Alert Rep. John Thompson Defends Stop Behavior

ST. PAUL, Minnesota (AP) — A Minnesota lawmaker who has long been a critic of police defended his behavior during a traffic stop for his adult daughter Tuesday that turned into a verbal confrontation between him and officers.

Police said Rep. John Thompson of St. Paul arrived Sunday in a different car after they pulled over his daughter for an expired driver’s license and for she left the lane.

St. Pavel Police Chief Todd Axtell made the announcement in a Facebook post. On Monday, Thompson “jumped out and immediately began interfering, yelling and asking questions about the traffic stop and calling himself” the state legislator.

The chief accused the deputy of trying to “intimidate and intimidate the police” who were just doing their job.

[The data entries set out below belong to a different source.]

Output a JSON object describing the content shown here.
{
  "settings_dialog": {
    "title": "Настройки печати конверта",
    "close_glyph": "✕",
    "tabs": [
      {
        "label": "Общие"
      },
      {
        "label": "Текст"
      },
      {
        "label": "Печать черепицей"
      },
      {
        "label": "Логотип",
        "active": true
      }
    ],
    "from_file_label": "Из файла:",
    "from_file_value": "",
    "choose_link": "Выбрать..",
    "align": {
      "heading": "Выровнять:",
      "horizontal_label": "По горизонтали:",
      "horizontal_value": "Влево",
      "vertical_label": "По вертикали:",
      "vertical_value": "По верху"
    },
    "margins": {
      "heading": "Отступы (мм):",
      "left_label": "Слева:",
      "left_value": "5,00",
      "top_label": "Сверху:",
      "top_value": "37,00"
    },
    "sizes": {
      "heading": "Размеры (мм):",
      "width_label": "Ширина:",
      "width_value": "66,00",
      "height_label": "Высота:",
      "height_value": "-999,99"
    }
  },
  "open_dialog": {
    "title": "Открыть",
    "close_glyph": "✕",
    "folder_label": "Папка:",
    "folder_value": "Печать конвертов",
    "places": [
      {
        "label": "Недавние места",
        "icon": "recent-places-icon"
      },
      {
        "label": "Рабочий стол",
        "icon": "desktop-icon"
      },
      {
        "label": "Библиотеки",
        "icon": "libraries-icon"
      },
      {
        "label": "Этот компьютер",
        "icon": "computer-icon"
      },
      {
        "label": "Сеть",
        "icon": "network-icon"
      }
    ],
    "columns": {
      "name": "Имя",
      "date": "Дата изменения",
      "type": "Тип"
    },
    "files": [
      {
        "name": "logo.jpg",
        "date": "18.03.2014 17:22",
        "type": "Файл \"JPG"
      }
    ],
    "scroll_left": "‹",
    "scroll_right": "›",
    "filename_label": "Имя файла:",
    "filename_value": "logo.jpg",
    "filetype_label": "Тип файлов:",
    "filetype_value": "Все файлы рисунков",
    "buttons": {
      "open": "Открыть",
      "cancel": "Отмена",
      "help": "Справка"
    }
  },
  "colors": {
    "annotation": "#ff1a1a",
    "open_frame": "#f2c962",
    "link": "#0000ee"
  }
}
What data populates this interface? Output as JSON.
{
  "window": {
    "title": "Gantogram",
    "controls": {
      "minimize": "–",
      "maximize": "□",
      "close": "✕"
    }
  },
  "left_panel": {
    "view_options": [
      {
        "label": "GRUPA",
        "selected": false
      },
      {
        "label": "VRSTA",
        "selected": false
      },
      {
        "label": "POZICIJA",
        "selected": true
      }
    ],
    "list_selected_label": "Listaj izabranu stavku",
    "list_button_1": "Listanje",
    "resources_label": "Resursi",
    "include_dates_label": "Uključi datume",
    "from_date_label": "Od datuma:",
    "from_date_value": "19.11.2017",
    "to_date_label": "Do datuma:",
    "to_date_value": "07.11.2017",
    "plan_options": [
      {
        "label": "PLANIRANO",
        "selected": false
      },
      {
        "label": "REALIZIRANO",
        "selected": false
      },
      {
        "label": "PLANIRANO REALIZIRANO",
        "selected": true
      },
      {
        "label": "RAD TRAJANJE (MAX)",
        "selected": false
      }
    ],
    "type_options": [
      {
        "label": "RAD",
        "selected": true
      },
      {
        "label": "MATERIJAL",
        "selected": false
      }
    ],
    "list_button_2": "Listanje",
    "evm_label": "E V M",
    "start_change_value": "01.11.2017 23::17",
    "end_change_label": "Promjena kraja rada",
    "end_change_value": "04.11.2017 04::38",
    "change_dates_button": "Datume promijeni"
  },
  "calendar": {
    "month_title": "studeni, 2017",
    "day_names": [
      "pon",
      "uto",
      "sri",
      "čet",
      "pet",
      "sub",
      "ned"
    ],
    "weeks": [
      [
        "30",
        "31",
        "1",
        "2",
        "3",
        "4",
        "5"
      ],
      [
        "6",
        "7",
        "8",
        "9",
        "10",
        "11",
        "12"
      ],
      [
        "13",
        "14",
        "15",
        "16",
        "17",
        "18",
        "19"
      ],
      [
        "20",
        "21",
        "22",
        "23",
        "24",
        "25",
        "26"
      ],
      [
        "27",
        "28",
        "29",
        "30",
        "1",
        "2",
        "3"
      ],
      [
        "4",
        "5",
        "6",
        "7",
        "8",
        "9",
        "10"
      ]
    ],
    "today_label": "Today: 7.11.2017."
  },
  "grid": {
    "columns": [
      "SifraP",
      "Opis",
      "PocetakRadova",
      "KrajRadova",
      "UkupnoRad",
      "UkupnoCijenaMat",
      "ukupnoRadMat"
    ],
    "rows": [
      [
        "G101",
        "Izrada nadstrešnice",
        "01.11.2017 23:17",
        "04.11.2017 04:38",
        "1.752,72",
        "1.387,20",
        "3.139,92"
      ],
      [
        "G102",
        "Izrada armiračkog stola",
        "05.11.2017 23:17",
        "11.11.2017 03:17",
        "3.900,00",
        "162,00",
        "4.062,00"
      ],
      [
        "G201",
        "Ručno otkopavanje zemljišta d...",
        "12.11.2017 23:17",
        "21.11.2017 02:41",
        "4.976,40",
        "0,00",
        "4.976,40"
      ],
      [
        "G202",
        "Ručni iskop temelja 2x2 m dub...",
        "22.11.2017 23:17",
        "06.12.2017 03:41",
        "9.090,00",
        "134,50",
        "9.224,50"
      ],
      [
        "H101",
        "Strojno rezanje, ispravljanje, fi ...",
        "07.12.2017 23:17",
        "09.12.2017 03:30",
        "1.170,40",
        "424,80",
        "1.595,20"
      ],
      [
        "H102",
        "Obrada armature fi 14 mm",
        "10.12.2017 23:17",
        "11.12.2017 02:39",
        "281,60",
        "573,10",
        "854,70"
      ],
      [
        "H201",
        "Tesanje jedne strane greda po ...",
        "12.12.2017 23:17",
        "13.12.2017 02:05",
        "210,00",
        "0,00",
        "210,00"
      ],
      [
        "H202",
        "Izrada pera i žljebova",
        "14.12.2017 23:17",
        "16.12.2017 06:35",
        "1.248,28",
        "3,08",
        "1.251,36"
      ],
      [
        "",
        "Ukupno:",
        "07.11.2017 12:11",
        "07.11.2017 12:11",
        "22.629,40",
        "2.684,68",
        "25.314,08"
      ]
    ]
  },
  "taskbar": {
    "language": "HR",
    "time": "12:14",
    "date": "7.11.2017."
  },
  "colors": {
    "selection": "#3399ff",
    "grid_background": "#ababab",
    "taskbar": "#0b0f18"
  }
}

He said it was an “absolute disgrace” that his offices should “tolerate unlawful claims of racism that John Thompson is still in the Legislative Assembly.”

In a statement Tuesday, Thompson, who is black and has previously accused police of racially profiling drivers, including himself, denied abuse of his position and praised the police.

“As an elected official, I certainly would not try to abuse, intimidate or intimidate police officers with my position,” Thompson said. “I reacted the way any worried father would have, coming to a place of chaos to help deal with my frightened daughter who was having a verifiable mental health episode.”

Thompson said the episode was prompted by the “large presence” of the St. Paul police. But he also said officers at the scene treated him with “the utmost respect” and did an “exemplary job” of de-escalating the situation.

House of Representatives Democrats expelled Thompson from his collection last fall amid old allegations of domestic violence and questions about whether he actually lived in his East Side neighborhood. Those accusations what he deniedappeared after Thompson accused a St. Paul officer of racially profiling him during a traffic stop when he was ticketed for driving with a suspended Wisconsin license.

Thompson rejected calls at the time from leading Democrats, including Gov. Tim Walz, that he is stepping down and remaining in office as an independent. In March, he lost a Democratic Party bid in his constituency to former Liz Lee, former US Senator Amy Klobuchar and then-US Rep. Keith Ellison, but said he was running for re-election anyway.

Thompson became an activist after his friend Philando Castile was killed by a suburban police officer during a traffic stop in 2016. As a legislator, he advocated a ban on prepositional stops for minor offenses and other police accountability measures, including a bill to speed up the release of police bodycam videos.

The Minnesota Police and Enforcement Association urged Thompson to allow police to release body-cam footage of Sunday’s incident, which requires his consent under current state law.

Brian Peters, the association’s chief executive, said in a letter to Thompson on Tuesday that the release would support his explanation of what happened.

“Another benefit would be highlighting the effectiveness of St. Paul Police officers in de-escalating the mental health situation, as you also noted in your statement,” Peters wrote.

Democratic Speaker of the House Melissa Hortman of Brooklyn Park on Tuesday declined to comment on whether the incident warranted an ethical investigation. She told reporters that it would be for the House Ethics Committee to decide, but she had not heard of anyone planning to file a complaint.


Associated Press reporter Mohamed Ibrahim contributed to the story. Ibrahim is a member of the Associated Press/Report for America Statehouse News Initiative. Report for America is a non-profit national service program that places journalists in local newsrooms to report on hidden issues.